The New Stone Age (Neolithic) is the last period of the Stone Age (spanning in the Bulgarian lands from 6000 to 4000 BC). It follows the Pleistocene and early years of the Holocene Mesolithic culture. It begins with the discovery and spread of agriculture and ends when metal tools replace stone ones and become widespread in the Stone-Copper, Bronze or Iron Age, depending on the geographical area. The New Stone Age is not precisely a fixed chronological period, as it refers to the earliest stages of sedentary life and the presence of agricultural activity in individual human societies. For example, in the Middle East, men began to cultivate the land about 1000 - 1500 years before these skills were spread and reached human settlements in Europe.

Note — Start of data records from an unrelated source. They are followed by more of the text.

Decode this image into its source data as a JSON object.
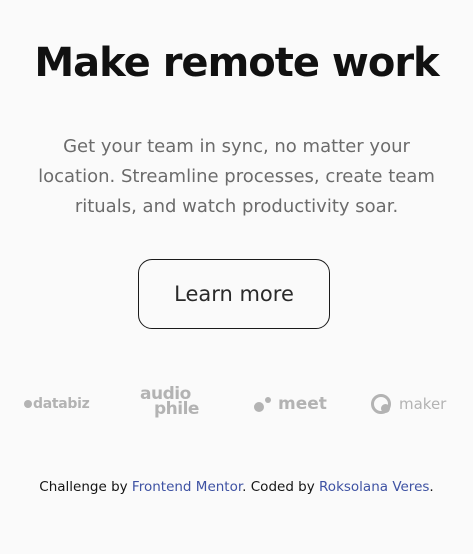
{
  "hero": {
    "title": "Make remote work",
    "description": "Get your team in sync, no matter your location. Streamline processes, create team rituals, and watch productivity soar.",
    "cta_label": "Learn more"
  },
  "clients": {
    "logos": [
      {
        "name": "databiz",
        "text": "databiz"
      },
      {
        "name": "audiophile",
        "text_top": "audio",
        "text_bottom": "phile"
      },
      {
        "name": "meet",
        "text": "meet"
      },
      {
        "name": "maker",
        "text": "maker"
      }
    ]
  },
  "footer": {
    "prefix": "Challenge by ",
    "challenge_link": "Frontend Mentor",
    "middle": ". Coded by ",
    "author_link": "Roksolana Veres",
    "suffix": "."
  },
  "colors": {
    "background": "#fafafa",
    "title": "#111111",
    "body_text": "#6b6b6b",
    "logo_gray": "#b3b3b3",
    "link": "#3e52a3"
  }
}
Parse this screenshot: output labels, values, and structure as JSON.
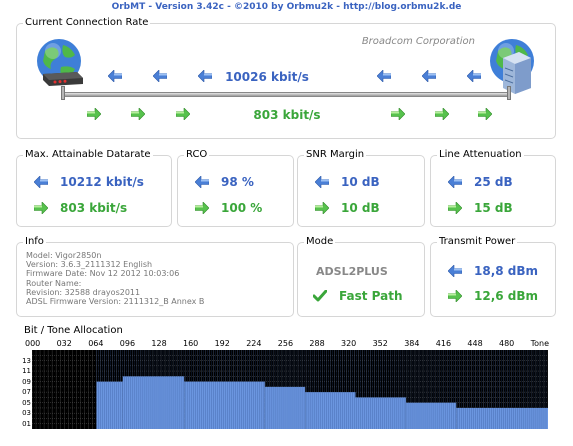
{
  "window": {
    "title": "OrbMT - Version 3.42c - ©2010 by Orbmu2k - http://blog.orbmu2k.de"
  },
  "connection": {
    "group_title": "Current Connection Rate",
    "chipset": "Broadcom Corporation",
    "downstream": "10026 kbit/s",
    "upstream": "803 kbit/s"
  },
  "max_rate": {
    "title": "Max. Attainable Datarate",
    "down": "10212 kbit/s",
    "up": "803 kbit/s"
  },
  "rco": {
    "title": "RCO",
    "down": "98 %",
    "up": "100 %"
  },
  "snr": {
    "title": "SNR Margin",
    "down": "10 dB",
    "up": "10 dB"
  },
  "attenuation": {
    "title": "Line Attenuation",
    "down": "25 dB",
    "up": "15 dB"
  },
  "info": {
    "title": "Info",
    "lines": [
      "Model: Vigor2850n",
      "Version: 3.6.3_2111312 English",
      "Firmware Date: Nov 12 2012 10:03:06",
      "Router Name:",
      "Revision: 32588 drayos2011",
      "ADSL Firmware Version: 2111312_B   Annex B"
    ]
  },
  "mode": {
    "title": "Mode",
    "standard": "ADSL2PLUS",
    "path": "Fast Path"
  },
  "transmit_power": {
    "title": "Transmit Power",
    "down": "18,8 dBm",
    "up": "12,6 dBm"
  },
  "tones": {
    "title": "Bit / Tone Allocation",
    "x_labels": [
      "000",
      "032",
      "064",
      "096",
      "128",
      "160",
      "192",
      "224",
      "256",
      "288",
      "320",
      "352",
      "384",
      "416",
      "448",
      "480",
      "Tone"
    ],
    "y_labels": [
      "13",
      "11",
      "09",
      "07",
      "05",
      "03",
      "01"
    ]
  },
  "chart_data": {
    "type": "bar",
    "title": "Bit / Tone Allocation",
    "xlabel": "Tone",
    "ylabel": "",
    "xlim": [
      0,
      511
    ],
    "ylim": [
      0,
      15
    ],
    "bands": [
      {
        "tone_start": 0,
        "tone_end": 63,
        "bits": 0
      },
      {
        "tone_start": 64,
        "tone_end": 89,
        "bits": 9
      },
      {
        "tone_start": 90,
        "tone_end": 150,
        "bits": 10
      },
      {
        "tone_start": 151,
        "tone_end": 230,
        "bits": 9
      },
      {
        "tone_start": 231,
        "tone_end": 270,
        "bits": 8
      },
      {
        "tone_start": 271,
        "tone_end": 320,
        "bits": 7
      },
      {
        "tone_start": 321,
        "tone_end": 370,
        "bits": 6
      },
      {
        "tone_start": 371,
        "tone_end": 420,
        "bits": 5
      },
      {
        "tone_start": 421,
        "tone_end": 511,
        "bits": 4
      }
    ],
    "colors": {
      "bars": "#6b96e0",
      "background": "#000000",
      "grid": "#555555"
    }
  },
  "colors": {
    "accent_blue": "#3a63c0",
    "accent_green": "#3aa63a",
    "border": "#d6d6d6"
  }
}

The New Stone Age, in particular, has been associated with a group of specific behavioural and cultural changes among human communities, including the cultivation of selected crops and the use of domestic animals. The transition from hunting and gathering and nomadic / semi-nomadic lifestyle to agriculture and sedentary lifestyles is typical of the Old and Middle Stone Age, and was called the Neolithic Revolution. From 10,000 to 8,000 BC people cultivated rudimentary crops, and raised goats and sheep. As of 7,000 BC, other animals start to be raised – such as cows and pigs. The domestication of the dog and the settlement in permanent villages and stilt houses took place at that period. The techniques involving pottery appear. The development of these skills is not simultaneous, and they developed at different times across different parts of the world.